● **Task to carry out**
Every record that follows should be written out again without any change.
─── Recorded data ───
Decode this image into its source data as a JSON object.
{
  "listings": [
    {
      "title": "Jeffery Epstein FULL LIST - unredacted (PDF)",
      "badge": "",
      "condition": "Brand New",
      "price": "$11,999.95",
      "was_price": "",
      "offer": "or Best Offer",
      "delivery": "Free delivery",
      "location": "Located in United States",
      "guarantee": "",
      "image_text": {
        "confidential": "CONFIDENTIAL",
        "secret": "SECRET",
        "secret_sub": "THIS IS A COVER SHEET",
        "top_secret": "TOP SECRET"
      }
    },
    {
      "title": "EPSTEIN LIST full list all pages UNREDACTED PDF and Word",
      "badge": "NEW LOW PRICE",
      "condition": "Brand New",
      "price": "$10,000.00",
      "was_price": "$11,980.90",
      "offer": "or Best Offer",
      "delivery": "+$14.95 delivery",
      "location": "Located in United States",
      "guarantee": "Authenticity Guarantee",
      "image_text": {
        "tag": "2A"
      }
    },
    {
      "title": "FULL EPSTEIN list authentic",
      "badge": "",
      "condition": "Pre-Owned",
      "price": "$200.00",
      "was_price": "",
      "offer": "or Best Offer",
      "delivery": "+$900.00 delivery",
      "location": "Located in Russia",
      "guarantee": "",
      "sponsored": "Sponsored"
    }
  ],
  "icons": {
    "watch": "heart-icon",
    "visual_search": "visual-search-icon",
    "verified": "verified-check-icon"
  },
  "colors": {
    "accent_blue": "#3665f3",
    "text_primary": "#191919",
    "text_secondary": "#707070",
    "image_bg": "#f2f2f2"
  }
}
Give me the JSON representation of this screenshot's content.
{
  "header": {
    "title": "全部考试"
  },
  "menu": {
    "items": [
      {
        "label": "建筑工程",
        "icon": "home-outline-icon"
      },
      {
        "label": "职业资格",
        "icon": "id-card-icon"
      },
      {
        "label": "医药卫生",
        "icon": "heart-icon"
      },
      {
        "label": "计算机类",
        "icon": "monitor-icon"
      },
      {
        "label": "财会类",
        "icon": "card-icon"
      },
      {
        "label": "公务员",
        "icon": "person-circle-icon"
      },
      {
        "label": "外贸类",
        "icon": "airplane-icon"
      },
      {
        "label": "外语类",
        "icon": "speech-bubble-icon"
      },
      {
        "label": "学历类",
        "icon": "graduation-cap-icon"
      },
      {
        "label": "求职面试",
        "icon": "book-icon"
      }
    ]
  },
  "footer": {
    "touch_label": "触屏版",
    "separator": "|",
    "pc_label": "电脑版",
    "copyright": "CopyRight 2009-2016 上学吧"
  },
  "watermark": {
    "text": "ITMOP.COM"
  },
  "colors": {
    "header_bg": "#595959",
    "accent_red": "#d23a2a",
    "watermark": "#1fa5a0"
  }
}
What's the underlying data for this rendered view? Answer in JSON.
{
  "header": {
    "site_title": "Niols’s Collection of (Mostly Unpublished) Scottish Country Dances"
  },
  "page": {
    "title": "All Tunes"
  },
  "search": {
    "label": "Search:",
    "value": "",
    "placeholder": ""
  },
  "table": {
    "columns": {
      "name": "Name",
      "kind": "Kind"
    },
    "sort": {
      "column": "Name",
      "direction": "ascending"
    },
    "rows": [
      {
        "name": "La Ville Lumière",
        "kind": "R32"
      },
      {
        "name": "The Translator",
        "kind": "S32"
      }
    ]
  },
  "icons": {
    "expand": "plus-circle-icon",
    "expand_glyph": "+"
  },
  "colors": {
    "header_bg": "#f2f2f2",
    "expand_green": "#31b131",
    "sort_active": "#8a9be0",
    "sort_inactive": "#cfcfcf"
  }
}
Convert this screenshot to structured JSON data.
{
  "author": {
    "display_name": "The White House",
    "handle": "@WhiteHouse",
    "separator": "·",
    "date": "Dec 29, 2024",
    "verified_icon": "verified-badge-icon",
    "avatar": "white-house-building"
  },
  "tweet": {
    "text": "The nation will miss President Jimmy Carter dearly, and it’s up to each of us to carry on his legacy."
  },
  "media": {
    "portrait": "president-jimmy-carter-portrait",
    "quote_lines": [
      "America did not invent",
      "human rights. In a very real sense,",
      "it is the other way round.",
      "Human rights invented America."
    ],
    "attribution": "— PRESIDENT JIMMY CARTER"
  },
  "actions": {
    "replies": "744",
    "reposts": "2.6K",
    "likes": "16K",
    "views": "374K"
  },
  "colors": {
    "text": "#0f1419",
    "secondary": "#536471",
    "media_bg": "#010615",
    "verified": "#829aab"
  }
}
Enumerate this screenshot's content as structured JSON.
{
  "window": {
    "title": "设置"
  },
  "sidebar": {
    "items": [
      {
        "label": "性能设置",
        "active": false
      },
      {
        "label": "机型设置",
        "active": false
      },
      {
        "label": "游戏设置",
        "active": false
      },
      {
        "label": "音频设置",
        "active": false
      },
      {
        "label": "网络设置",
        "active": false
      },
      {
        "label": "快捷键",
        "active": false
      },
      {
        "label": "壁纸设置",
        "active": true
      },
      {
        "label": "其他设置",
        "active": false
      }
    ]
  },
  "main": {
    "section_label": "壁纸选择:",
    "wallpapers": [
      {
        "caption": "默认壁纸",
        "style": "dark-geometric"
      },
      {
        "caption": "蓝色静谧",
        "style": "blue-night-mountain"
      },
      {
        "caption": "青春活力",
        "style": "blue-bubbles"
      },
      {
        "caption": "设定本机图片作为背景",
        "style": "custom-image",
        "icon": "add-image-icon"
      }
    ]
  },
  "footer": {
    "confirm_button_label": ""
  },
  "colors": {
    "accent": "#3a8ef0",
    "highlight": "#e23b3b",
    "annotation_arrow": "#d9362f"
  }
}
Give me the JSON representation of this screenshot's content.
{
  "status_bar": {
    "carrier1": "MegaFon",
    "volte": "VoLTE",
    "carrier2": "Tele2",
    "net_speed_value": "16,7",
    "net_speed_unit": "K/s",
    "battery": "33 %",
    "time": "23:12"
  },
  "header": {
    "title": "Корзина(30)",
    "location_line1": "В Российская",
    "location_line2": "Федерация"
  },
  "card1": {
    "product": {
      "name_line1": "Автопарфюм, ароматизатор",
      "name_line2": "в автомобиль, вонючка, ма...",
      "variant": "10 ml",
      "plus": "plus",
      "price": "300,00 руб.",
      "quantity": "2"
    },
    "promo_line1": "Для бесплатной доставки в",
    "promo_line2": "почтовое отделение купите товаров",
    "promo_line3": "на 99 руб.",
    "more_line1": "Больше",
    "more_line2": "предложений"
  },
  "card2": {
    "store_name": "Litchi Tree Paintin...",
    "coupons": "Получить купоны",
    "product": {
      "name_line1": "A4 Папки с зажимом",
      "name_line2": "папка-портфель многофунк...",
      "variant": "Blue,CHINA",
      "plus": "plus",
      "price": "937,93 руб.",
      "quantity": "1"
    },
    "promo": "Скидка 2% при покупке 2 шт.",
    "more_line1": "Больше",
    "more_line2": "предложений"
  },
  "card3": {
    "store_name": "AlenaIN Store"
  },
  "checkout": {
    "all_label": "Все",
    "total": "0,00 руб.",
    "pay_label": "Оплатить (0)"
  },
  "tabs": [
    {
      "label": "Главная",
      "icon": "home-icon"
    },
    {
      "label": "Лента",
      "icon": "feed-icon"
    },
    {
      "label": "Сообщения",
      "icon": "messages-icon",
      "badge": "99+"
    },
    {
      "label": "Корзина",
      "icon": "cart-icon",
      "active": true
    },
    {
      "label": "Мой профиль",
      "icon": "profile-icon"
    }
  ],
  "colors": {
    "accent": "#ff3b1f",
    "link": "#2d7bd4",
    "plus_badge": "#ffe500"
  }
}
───
● **Your response**
Decode this image into its source data as a JSON object.
{
  "listings": [
    {
      "title": "Jeffery Epstein FULL LIST - unredacted (PDF)",
      "badge": "",
      "condition": "Brand New",
      "price": "$11,999.95",
      "was_price": "",
      "offer": "or Best Offer",
      "delivery": "Free delivery",
      "location": "Located in United States",
      "guarantee": "",
      "image_text": {
        "confidential": "CONFIDENTIAL",
        "secret": "SECRET",
        "secret_sub": "THIS IS A COVER SHEET",
        "top_secret": "TOP SECRET"
      }
    },
    {
      "title": "EPSTEIN LIST full list all pages UNREDACTED PDF and Word",
      "badge": "NEW LOW PRICE",
      "condition": "Brand New",
      "price": "$10,000.00",
      "was_price": "$11,980.90",
      "offer": "or Best Offer",
      "delivery": "+$14.95 delivery",
      "location": "Located in United States",
      "guarantee": "Authenticity Guarantee",
      "image_text": {
        "tag": "2A"
      }
    },
    {
      "title": "FULL EPSTEIN list authentic",
      "badge": "",
      "condition": "Pre-Owned",
      "price": "$200.00",
      "was_price": "",
      "offer": "or Best Offer",
      "delivery": "+$900.00 delivery",
      "location": "Located in Russia",
      "guarantee": "",
      "sponsored": "Sponsored"
    }
  ],
  "icons": {
    "watch": "heart-icon",
    "visual_search": "visual-search-icon",
    "verified": "verified-check-icon"
  },
  "colors": {
    "accent_blue": "#3665f3",
    "text_primary": "#191919",
    "text_secondary": "#707070",
    "image_bg": "#f2f2f2"
  }
}
Give me the JSON representation of this screenshot's content.
{
  "header": {
    "title": "全部考试"
  },
  "menu": {
    "items": [
      {
        "label": "建筑工程",
        "icon": "home-outline-icon"
      },
      {
        "label": "职业资格",
        "icon": "id-card-icon"
      },
      {
        "label": "医药卫生",
        "icon": "heart-icon"
      },
      {
        "label": "计算机类",
        "icon": "monitor-icon"
      },
      {
        "label": "财会类",
        "icon": "card-icon"
      },
      {
        "label": "公务员",
        "icon": "person-circle-icon"
      },
      {
        "label": "外贸类",
        "icon": "airplane-icon"
      },
      {
        "label": "外语类",
        "icon": "speech-bubble-icon"
      },
      {
        "label": "学历类",
        "icon": "graduation-cap-icon"
      },
      {
        "label": "求职面试",
        "icon": "book-icon"
      }
    ]
  },
  "footer": {
    "touch_label": "触屏版",
    "separator": "|",
    "pc_label": "电脑版",
    "copyright": "CopyRight 2009-2016 上学吧"
  },
  "watermark": {
    "text": "ITMOP.COM"
  },
  "colors": {
    "header_bg": "#595959",
    "accent_red": "#d23a2a",
    "watermark": "#1fa5a0"
  }
}
What's the underlying data for this rendered view? Answer in JSON.
{
  "header": {
    "site_title": "Niols’s Collection of (Mostly Unpublished) Scottish Country Dances"
  },
  "page": {
    "title": "All Tunes"
  },
  "search": {
    "label": "Search:",
    "value": "",
    "placeholder": ""
  },
  "table": {
    "columns": {
      "name": "Name",
      "kind": "Kind"
    },
    "sort": {
      "column": "Name",
      "direction": "ascending"
    },
    "rows": [
      {
        "name": "La Ville Lumière",
        "kind": "R32"
      },
      {
        "name": "The Translator",
        "kind": "S32"
      }
    ]
  },
  "icons": {
    "expand": "plus-circle-icon",
    "expand_glyph": "+"
  },
  "colors": {
    "header_bg": "#f2f2f2",
    "expand_green": "#31b131",
    "sort_active": "#8a9be0",
    "sort_inactive": "#cfcfcf"
  }
}
Convert this screenshot to structured JSON data.
{
  "author": {
    "display_name": "The White House",
    "handle": "@WhiteHouse",
    "separator": "·",
    "date": "Dec 29, 2024",
    "verified_icon": "verified-badge-icon",
    "avatar": "white-house-building"
  },
  "tweet": {
    "text": "The nation will miss President Jimmy Carter dearly, and it’s up to each of us to carry on his legacy."
  },
  "media": {
    "portrait": "president-jimmy-carter-portrait",
    "quote_lines": [
      "America did not invent",
      "human rights. In a very real sense,",
      "it is the other way round.",
      "Human rights invented America."
    ],
    "attribution": "— PRESIDENT JIMMY CARTER"
  },
  "actions": {
    "replies": "744",
    "reposts": "2.6K",
    "likes": "16K",
    "views": "374K"
  },
  "colors": {
    "text": "#0f1419",
    "secondary": "#536471",
    "media_bg": "#010615",
    "verified": "#829aab"
  }
}
Enumerate this screenshot's content as structured JSON.
{
  "window": {
    "title": "设置"
  },
  "sidebar": {
    "items": [
      {
        "label": "性能设置",
        "active": false
      },
      {
        "label": "机型设置",
        "active": false
      },
      {
        "label": "游戏设置",
        "active": false
      },
      {
        "label": "音频设置",
        "active": false
      },
      {
        "label": "网络设置",
        "active": false
      },
      {
        "label": "快捷键",
        "active": false
      },
      {
        "label": "壁纸设置",
        "active": true
      },
      {
        "label": "其他设置",
        "active": false
      }
    ]
  },
  "main": {
    "section_label": "壁纸选择:",
    "wallpapers": [
      {
        "caption": "默认壁纸",
        "style": "dark-geometric"
      },
      {
        "caption": "蓝色静谧",
        "style": "blue-night-mountain"
      },
      {
        "caption": "青春活力",
        "style": "blue-bubbles"
      },
      {
        "caption": "设定本机图片作为背景",
        "style": "custom-image",
        "icon": "add-image-icon"
      }
    ]
  },
  "footer": {
    "confirm_button_label": ""
  },
  "colors": {
    "accent": "#3a8ef0",
    "highlight": "#e23b3b",
    "annotation_arrow": "#d9362f"
  }
}
Give me the JSON representation of this screenshot's content.
{
  "status_bar": {
    "carrier1": "MegaFon",
    "volte": "VoLTE",
    "carrier2": "Tele2",
    "net_speed_value": "16,7",
    "net_speed_unit": "K/s",
    "battery": "33 %",
    "time": "23:12"
  },
  "header": {
    "title": "Корзина(30)",
    "location_line1": "В Российская",
    "location_line2": "Федерация"
  },
  "card1": {
    "product": {
      "name_line1": "Автопарфюм, ароматизатор",
      "name_line2": "в автомобиль, вонючка, ма...",
      "variant": "10 ml",
      "plus": "plus",
      "price": "300,00 руб.",
      "quantity": "2"
    },
    "promo_line1": "Для бесплатной доставки в",
    "promo_line2": "почтовое отделение купите товаров",
    "promo_line3": "на 99 руб.",
    "more_line1": "Больше",
    "more_line2": "предложений"
  },
  "card2": {
    "store_name": "Litchi Tree Paintin...",
    "coupons": "Получить купоны",
    "product": {
      "name_line1": "A4 Папки с зажимом",
      "name_line2": "папка-портфель многофунк...",
      "variant": "Blue,CHINA",
      "plus": "plus",
      "price": "937,93 руб.",
      "quantity": "1"
    },
    "promo": "Скидка 2% при покупке 2 шт.",
    "more_line1": "Больше",
    "more_line2": "предложений"
  },
  "card3": {
    "store_name": "AlenaIN Store"
  },
  "checkout": {
    "all_label": "Все",
    "total": "0,00 руб.",
    "pay_label": "Оплатить (0)"
  },
  "tabs": [
    {
      "label": "Главная",
      "icon": "home-icon"
    },
    {
      "label": "Лента",
      "icon": "feed-icon"
    },
    {
      "label": "Сообщения",
      "icon": "messages-icon",
      "badge": "99+"
    },
    {
      "label": "Корзина",
      "icon": "cart-icon",
      "active": true
    },
    {
      "label": "Мой профиль",
      "icon": "profile-icon"
    }
  ],
  "colors": {
    "accent": "#ff3b1f",
    "link": "#2d7bd4",
    "plus_badge": "#ffe500"
  }
}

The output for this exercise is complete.